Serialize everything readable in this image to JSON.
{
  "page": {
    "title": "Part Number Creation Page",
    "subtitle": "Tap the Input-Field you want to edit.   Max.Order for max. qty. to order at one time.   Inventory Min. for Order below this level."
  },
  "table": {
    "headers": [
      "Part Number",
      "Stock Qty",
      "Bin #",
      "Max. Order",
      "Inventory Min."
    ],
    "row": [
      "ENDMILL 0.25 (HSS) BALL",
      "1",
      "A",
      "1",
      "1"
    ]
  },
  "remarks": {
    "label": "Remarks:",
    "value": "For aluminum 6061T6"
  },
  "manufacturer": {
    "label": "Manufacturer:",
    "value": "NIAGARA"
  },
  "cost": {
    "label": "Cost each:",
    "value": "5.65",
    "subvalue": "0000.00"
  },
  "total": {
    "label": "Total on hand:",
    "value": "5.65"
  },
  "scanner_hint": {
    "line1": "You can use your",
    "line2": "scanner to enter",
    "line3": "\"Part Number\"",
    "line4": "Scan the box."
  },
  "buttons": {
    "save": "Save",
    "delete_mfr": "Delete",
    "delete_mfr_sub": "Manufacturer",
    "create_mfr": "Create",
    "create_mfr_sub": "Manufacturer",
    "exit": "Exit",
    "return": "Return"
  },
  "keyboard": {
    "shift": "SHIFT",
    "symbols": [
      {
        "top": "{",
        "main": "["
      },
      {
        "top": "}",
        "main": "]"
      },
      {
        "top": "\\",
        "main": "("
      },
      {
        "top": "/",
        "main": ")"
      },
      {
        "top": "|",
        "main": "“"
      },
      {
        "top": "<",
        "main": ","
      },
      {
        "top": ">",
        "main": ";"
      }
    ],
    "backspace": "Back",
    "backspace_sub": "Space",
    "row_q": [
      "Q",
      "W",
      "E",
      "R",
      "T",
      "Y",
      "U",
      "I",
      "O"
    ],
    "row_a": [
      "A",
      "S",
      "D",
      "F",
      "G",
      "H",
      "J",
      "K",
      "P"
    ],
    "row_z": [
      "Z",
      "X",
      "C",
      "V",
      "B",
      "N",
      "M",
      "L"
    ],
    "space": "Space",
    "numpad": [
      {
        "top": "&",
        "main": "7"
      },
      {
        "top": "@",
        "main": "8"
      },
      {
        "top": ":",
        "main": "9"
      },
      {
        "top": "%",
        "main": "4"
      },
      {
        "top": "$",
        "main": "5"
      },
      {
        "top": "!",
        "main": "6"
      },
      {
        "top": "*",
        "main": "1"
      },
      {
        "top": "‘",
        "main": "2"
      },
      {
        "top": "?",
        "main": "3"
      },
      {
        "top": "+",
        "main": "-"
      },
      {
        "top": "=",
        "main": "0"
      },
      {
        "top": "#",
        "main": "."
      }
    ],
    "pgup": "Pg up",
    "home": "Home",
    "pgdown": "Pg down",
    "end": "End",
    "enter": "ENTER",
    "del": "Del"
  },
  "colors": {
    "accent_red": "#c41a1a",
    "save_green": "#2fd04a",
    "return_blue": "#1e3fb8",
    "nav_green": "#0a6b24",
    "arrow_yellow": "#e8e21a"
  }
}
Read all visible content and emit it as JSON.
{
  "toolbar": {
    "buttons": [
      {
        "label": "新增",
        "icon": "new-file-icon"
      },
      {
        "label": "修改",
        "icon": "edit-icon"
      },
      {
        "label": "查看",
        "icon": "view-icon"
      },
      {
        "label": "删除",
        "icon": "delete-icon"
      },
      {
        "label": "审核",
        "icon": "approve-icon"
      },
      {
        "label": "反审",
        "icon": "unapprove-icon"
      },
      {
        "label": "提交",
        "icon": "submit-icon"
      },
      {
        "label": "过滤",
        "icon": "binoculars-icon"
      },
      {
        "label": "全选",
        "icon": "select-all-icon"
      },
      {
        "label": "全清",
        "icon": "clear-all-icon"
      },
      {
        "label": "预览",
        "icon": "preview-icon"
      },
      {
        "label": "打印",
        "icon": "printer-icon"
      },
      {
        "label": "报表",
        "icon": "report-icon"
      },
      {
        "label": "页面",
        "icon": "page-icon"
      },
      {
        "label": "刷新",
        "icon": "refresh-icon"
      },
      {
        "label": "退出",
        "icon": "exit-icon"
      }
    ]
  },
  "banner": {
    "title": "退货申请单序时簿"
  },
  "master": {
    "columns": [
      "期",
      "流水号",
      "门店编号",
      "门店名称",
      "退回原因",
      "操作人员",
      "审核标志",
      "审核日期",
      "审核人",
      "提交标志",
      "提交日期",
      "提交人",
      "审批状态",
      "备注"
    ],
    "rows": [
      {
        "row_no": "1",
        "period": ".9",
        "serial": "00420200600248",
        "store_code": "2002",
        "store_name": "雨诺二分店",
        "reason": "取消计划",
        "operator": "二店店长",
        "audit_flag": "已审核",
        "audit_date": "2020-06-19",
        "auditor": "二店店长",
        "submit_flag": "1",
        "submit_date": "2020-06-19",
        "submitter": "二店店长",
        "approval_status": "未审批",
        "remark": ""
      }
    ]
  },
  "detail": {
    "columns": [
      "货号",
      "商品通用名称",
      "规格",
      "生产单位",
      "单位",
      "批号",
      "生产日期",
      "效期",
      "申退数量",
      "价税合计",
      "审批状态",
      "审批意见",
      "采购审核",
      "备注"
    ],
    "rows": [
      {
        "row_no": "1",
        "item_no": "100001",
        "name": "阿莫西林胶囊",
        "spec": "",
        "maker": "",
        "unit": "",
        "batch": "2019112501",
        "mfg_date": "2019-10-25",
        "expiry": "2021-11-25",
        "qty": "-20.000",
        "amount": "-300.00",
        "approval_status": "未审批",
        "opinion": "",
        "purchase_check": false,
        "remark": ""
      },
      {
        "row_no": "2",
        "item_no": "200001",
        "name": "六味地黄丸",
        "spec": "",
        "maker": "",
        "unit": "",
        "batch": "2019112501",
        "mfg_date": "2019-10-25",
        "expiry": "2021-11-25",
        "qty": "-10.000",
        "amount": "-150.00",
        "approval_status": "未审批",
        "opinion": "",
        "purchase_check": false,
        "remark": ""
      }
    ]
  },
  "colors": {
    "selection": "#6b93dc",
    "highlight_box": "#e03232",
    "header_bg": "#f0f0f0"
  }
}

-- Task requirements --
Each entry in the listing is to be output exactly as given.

-- Exercise response --
Serialize everything readable in this image to JSON.
{
  "page": {
    "title": "Part Number Creation Page",
    "subtitle": "Tap the Input-Field you want to edit.   Max.Order for max. qty. to order at one time.   Inventory Min. for Order below this level."
  },
  "table": {
    "headers": [
      "Part Number",
      "Stock Qty",
      "Bin #",
      "Max. Order",
      "Inventory Min."
    ],
    "row": [
      "ENDMILL 0.25 (HSS) BALL",
      "1",
      "A",
      "1",
      "1"
    ]
  },
  "remarks": {
    "label": "Remarks:",
    "value": "For aluminum 6061T6"
  },
  "manufacturer": {
    "label": "Manufacturer:",
    "value": "NIAGARA"
  },
  "cost": {
    "label": "Cost each:",
    "value": "5.65",
    "subvalue": "0000.00"
  },
  "total": {
    "label": "Total on hand:",
    "value": "5.65"
  },
  "scanner_hint": {
    "line1": "You can use your",
    "line2": "scanner to enter",
    "line3": "\"Part Number\"",
    "line4": "Scan the box."
  },
  "buttons": {
    "save": "Save",
    "delete_mfr": "Delete",
    "delete_mfr_sub": "Manufacturer",
    "create_mfr": "Create",
    "create_mfr_sub": "Manufacturer",
    "exit": "Exit",
    "return": "Return"
  },
  "keyboard": {
    "shift": "SHIFT",
    "symbols": [
      {
        "top": "{",
        "main": "["
      },
      {
        "top": "}",
        "main": "]"
      },
      {
        "top": "\\",
        "main": "("
      },
      {
        "top": "/",
        "main": ")"
      },
      {
        "top": "|",
        "main": "“"
      },
      {
        "top": "<",
        "main": ","
      },
      {
        "top": ">",
        "main": ";"
      }
    ],
    "backspace": "Back",
    "backspace_sub": "Space",
    "row_q": [
      "Q",
      "W",
      "E",
      "R",
      "T",
      "Y",
      "U",
      "I",
      "O"
    ],
    "row_a": [
      "A",
      "S",
      "D",
      "F",
      "G",
      "H",
      "J",
      "K",
      "P"
    ],
    "row_z": [
      "Z",
      "X",
      "C",
      "V",
      "B",
      "N",
      "M",
      "L"
    ],
    "space": "Space",
    "numpad": [
      {
        "top": "&",
        "main": "7"
      },
      {
        "top": "@",
        "main": "8"
      },
      {
        "top": ":",
        "main": "9"
      },
      {
        "top": "%",
        "main": "4"
      },
      {
        "top": "$",
        "main": "5"
      },
      {
        "top": "!",
        "main": "6"
      },
      {
        "top": "*",
        "main": "1"
      },
      {
        "top": "‘",
        "main": "2"
      },
      {
        "top": "?",
        "main": "3"
      },
      {
        "top": "+",
        "main": "-"
      },
      {
        "top": "=",
        "main": "0"
      },
      {
        "top": "#",
        "main": "."
      }
    ],
    "pgup": "Pg up",
    "home": "Home",
    "pgdown": "Pg down",
    "end": "End",
    "enter": "ENTER",
    "del": "Del"
  },
  "colors": {
    "accent_red": "#c41a1a",
    "save_green": "#2fd04a",
    "return_blue": "#1e3fb8",
    "nav_green": "#0a6b24",
    "arrow_yellow": "#e8e21a"
  }
}
Read all visible content and emit it as JSON.
{
  "toolbar": {
    "buttons": [
      {
        "label": "新增",
        "icon": "new-file-icon"
      },
      {
        "label": "修改",
        "icon": "edit-icon"
      },
      {
        "label": "查看",
        "icon": "view-icon"
      },
      {
        "label": "删除",
        "icon": "delete-icon"
      },
      {
        "label": "审核",
        "icon": "approve-icon"
      },
      {
        "label": "反审",
        "icon": "unapprove-icon"
      },
      {
        "label": "提交",
        "icon": "submit-icon"
      },
      {
        "label": "过滤",
        "icon": "binoculars-icon"
      },
      {
        "label": "全选",
        "icon": "select-all-icon"
      },
      {
        "label": "全清",
        "icon": "clear-all-icon"
      },
      {
        "label": "预览",
        "icon": "preview-icon"
      },
      {
        "label": "打印",
        "icon": "printer-icon"
      },
      {
        "label": "报表",
        "icon": "report-icon"
      },
      {
        "label": "页面",
        "icon": "page-icon"
      },
      {
        "label": "刷新",
        "icon": "refresh-icon"
      },
      {
        "label": "退出",
        "icon": "exit-icon"
      }
    ]
  },
  "banner": {
    "title": "退货申请单序时簿"
  },
  "master": {
    "columns": [
      "期",
      "流水号",
      "门店编号",
      "门店名称",
      "退回原因",
      "操作人员",
      "审核标志",
      "审核日期",
      "审核人",
      "提交标志",
      "提交日期",
      "提交人",
      "审批状态",
      "备注"
    ],
    "rows": [
      {
        "row_no": "1",
        "period": ".9",
        "serial": "00420200600248",
        "store_code": "2002",
        "store_name": "雨诺二分店",
        "reason": "取消计划",
        "operator": "二店店长",
        "audit_flag": "已审核",
        "audit_date": "2020-06-19",
        "auditor": "二店店长",
        "submit_flag": "1",
        "submit_date": "2020-06-19",
        "submitter": "二店店长",
        "approval_status": "未审批",
        "remark": ""
      }
    ]
  },
  "detail": {
    "columns": [
      "货号",
      "商品通用名称",
      "规格",
      "生产单位",
      "单位",
      "批号",
      "生产日期",
      "效期",
      "申退数量",
      "价税合计",
      "审批状态",
      "审批意见",
      "采购审核",
      "备注"
    ],
    "rows": [
      {
        "row_no": "1",
        "item_no": "100001",
        "name": "阿莫西林胶囊",
        "spec": "",
        "maker": "",
        "unit": "",
        "batch": "2019112501",
        "mfg_date": "2019-10-25",
        "expiry": "2021-11-25",
        "qty": "-20.000",
        "amount": "-300.00",
        "approval_status": "未审批",
        "opinion": "",
        "purchase_check": false,
        "remark": ""
      },
      {
        "row_no": "2",
        "item_no": "200001",
        "name": "六味地黄丸",
        "spec": "",
        "maker": "",
        "unit": "",
        "batch": "2019112501",
        "mfg_date": "2019-10-25",
        "expiry": "2021-11-25",
        "qty": "-10.000",
        "amount": "-150.00",
        "approval_status": "未审批",
        "opinion": "",
        "purchase_check": false,
        "remark": ""
      }
    ]
  },
  "colors": {
    "selection": "#6b93dc",
    "highlight_box": "#e03232",
    "header_bg": "#f0f0f0"
  }
}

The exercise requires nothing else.